Energy cost of parental care in free-ranging Arctic foxes (Vulpes lagopus)

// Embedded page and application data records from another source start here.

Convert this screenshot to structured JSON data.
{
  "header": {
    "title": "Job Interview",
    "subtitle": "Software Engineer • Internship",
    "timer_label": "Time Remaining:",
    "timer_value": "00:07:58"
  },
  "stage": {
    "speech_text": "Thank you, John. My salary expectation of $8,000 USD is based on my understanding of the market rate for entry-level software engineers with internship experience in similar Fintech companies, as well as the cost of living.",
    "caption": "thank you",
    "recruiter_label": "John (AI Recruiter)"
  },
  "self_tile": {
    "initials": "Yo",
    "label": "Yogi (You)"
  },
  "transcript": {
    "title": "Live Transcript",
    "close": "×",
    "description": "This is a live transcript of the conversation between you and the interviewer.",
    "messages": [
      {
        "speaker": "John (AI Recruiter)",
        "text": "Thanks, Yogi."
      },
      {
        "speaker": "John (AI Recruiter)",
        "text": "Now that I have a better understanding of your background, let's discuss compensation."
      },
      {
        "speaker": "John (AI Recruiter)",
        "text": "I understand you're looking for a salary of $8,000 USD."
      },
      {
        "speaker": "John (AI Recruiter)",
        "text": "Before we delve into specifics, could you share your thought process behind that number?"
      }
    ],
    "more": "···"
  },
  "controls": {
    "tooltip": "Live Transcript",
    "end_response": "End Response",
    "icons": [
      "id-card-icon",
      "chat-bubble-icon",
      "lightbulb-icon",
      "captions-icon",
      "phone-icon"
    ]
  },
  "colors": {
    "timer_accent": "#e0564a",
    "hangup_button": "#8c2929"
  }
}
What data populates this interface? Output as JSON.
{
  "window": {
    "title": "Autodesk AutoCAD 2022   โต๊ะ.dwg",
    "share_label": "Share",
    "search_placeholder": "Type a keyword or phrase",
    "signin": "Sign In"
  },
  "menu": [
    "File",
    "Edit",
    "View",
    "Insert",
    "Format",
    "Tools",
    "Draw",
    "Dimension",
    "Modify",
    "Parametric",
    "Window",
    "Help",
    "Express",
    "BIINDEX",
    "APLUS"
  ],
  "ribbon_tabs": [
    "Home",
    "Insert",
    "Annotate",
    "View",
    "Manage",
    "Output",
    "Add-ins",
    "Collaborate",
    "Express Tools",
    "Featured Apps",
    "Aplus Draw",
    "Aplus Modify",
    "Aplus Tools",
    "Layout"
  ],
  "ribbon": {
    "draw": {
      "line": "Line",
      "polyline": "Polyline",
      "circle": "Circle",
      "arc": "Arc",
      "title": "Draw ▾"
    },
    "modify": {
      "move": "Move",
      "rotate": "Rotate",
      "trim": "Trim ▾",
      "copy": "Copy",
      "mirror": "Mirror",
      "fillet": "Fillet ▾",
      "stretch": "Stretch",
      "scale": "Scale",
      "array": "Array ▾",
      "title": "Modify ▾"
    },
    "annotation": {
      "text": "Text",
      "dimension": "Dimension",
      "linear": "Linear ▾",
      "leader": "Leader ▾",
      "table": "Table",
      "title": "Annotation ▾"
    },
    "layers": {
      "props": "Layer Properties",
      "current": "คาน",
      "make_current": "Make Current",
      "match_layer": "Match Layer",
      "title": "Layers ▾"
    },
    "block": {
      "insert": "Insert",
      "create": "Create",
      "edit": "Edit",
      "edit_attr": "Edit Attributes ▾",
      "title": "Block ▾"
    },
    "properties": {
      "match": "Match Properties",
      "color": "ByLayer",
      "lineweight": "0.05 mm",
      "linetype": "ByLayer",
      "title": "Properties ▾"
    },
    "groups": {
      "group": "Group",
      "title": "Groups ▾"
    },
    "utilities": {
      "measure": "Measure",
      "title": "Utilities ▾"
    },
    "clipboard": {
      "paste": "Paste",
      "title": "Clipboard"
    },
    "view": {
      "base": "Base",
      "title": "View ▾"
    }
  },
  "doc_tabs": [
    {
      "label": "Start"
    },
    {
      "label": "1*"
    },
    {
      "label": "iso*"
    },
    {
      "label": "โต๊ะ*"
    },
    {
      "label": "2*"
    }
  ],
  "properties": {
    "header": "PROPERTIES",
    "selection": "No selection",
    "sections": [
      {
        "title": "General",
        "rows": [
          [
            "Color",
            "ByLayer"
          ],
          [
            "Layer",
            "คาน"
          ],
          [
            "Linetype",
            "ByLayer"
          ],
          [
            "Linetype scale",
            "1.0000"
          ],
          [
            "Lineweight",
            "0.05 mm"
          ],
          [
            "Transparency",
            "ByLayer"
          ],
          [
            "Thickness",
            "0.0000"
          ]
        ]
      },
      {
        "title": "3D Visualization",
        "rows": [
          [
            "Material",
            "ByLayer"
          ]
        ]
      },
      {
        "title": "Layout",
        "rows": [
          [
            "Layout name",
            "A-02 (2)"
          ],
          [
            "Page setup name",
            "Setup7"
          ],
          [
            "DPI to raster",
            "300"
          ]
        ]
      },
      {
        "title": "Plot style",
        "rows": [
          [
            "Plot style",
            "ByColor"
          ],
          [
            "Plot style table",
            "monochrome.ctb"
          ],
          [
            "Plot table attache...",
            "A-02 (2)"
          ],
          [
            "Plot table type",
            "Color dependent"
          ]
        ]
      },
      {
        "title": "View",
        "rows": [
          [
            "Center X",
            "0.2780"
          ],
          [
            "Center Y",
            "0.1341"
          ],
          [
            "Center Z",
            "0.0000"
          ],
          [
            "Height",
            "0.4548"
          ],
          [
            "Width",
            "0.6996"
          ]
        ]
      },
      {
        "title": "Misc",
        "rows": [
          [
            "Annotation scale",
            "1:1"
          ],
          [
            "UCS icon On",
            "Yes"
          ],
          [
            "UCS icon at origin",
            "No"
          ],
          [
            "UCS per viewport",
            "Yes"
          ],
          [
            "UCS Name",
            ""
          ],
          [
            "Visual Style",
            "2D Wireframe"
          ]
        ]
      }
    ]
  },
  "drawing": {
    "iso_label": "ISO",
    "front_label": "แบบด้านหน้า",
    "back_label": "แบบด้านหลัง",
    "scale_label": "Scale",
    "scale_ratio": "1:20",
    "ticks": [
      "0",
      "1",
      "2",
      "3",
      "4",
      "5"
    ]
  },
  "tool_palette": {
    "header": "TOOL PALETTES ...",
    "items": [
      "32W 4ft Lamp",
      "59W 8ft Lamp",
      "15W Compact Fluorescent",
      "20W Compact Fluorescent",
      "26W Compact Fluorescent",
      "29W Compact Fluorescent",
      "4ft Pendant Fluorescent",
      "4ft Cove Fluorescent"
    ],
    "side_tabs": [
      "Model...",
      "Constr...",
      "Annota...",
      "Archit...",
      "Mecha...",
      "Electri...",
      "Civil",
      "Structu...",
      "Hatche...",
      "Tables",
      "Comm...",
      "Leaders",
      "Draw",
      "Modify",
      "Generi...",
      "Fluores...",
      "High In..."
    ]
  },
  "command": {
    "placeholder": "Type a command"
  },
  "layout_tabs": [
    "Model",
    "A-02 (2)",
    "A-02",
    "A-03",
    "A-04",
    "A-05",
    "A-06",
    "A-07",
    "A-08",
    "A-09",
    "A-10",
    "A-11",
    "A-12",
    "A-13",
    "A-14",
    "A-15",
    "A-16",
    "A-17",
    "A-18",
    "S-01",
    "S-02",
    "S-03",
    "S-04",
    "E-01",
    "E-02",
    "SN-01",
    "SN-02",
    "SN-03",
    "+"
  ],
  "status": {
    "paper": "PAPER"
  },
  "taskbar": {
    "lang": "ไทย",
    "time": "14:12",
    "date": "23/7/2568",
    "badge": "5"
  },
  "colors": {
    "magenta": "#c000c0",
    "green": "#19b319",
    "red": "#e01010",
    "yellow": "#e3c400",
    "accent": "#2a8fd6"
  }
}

In Canidae, monogamy is the most prevalent rearing system. It has been suggested that this obligatory monogamy may be a consequence of the levels of post-partum care. Estimated postnatal growth rates from captive canids are higher than in any other carnivore and milk energy output estimated during peak lactation is surpassed only by hyenas. High energy demands, and the widespread phenomena of biparental care within Canidae support the premise that monogamy may be a consequence of high reproductive costs. Studies examining reproductive costs in canids have focused mainly on the energy costs of captive pregnant and lactating females, and have neglected to evaluate male parental investment. Previous field studies suggest that significant male parental care (e.g., food provision to the female and pups) occurs within Arctic foxes (Alopex lagopus). The goal of our proposed study is to determine field metabolic rate (FMR) in free-ranging male and female Arctic foxes during the post-lactation period. We assume that an increase in parental care is associated with an increase in FMR. We predict that males with pups will invest considerably more energy than males without pups. This prediction will be tested within sex comparisons of FMR and activity patterns in reproductively successful pairs during the breeding period (spring). We intend to use double-labelled water to determine FMR, fully automated radio-telemetry to estimate daily activity budget, video cameras to evaluate rate of food provisioning, a series of field manipulations, and microsatellite analysis (single locus DNA fingerprinting) to confirm parentage and monogamy.